Arabia Petraea was a frontier province from the 2nd century AD, that included the former Nabataean Kingdom in Jordan centred on Petra, the southern Levant, the Sinai Peninsula, and the north-western Arabian Peninsula.
A major trading route called the Via Traiana Nova or Via Nova Traiana (meaning ‘Trajan’s New Road’) was constructed by the Emperors Trajan and Hadrian to stabilise Arabia Petraea and facilitate troop movement and commerce.
Some scholars argue that the Limes Arabicus served to mainly monitor and control nomadic desert tribes, but the military function is clearly also linked to the economic and political control of natural resources such as water and seasonal pastureland.

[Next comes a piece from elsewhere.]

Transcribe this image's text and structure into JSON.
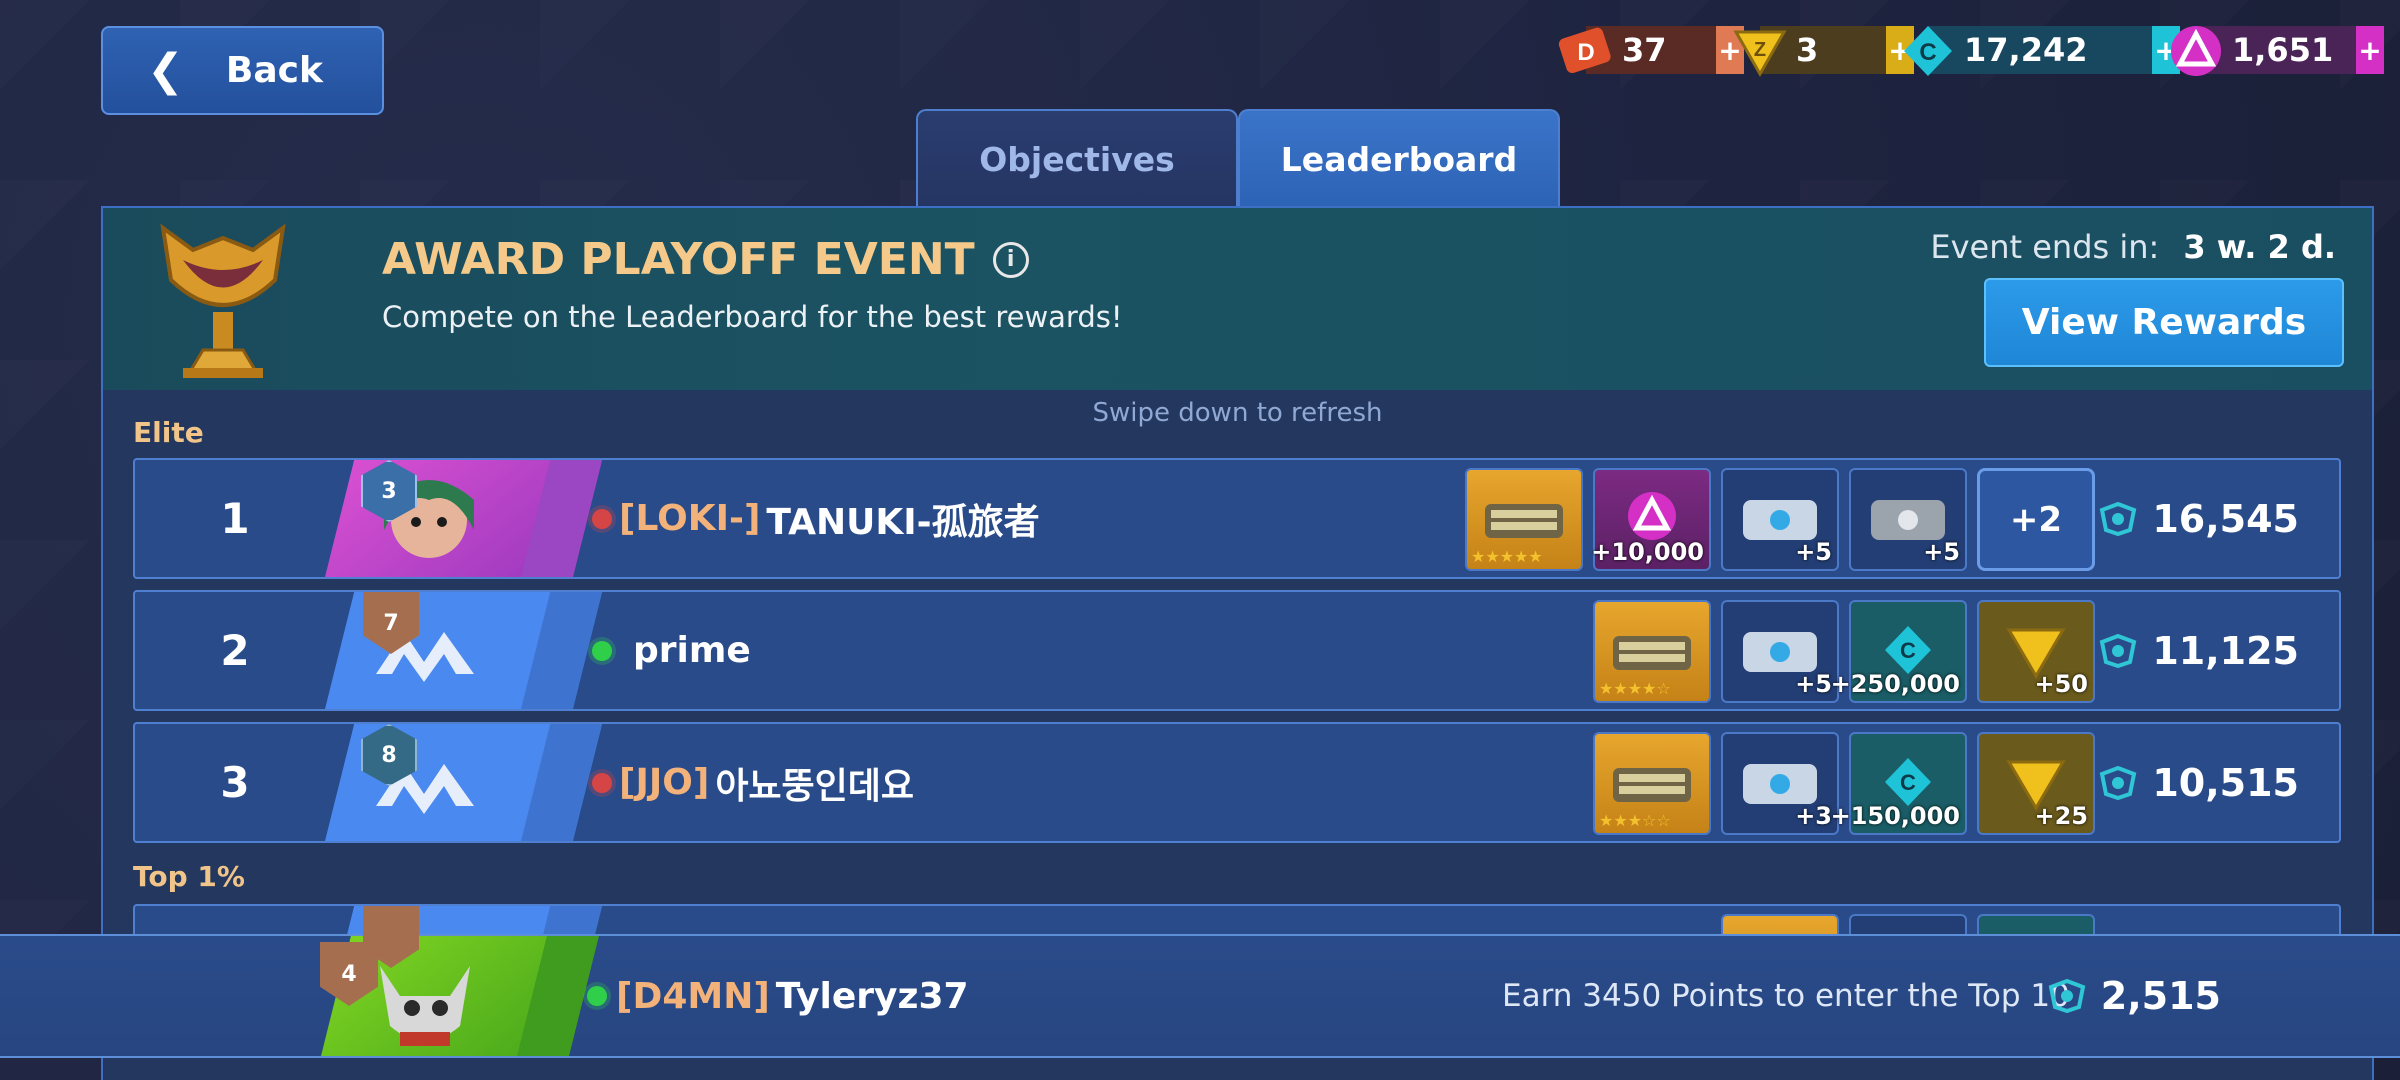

During the Severan dynasty (AD 193–235), the frontier was reinforced with castra (forts), mainly centred in the strategic Wadi Sirhan region in the north-western Arabian Peninsula that served as a gateway for trans-Arabian trade.
During the 3rd to 4th century AD, a system of castella, watchtowers, and fortresses were constructed at intervals of every 100 kilometres (62 miles), such as the fortresses of Qasr Bshir, Qasr eth-Thuraiya, Qasr el-Al, Qasr Abu al-Kharaqah, el-Lejjun, Jurf al-Darawish and Da’janiya.
Troops were progressively withdrawn from the Limes Arabicus in the first half of the 6th century and replaced with native Arab foederati, chiefly the Ghassanids until they were overrun during the war with the Sasanians in AD 611.
After the Muslim Arab conquest, the Limes Arabicus was largely left to ruin, though some fortifications were used and reinforced in the following centuries.
Header Image Qasr Bashir – Image Credit : Christopher Sprake – Shutterstock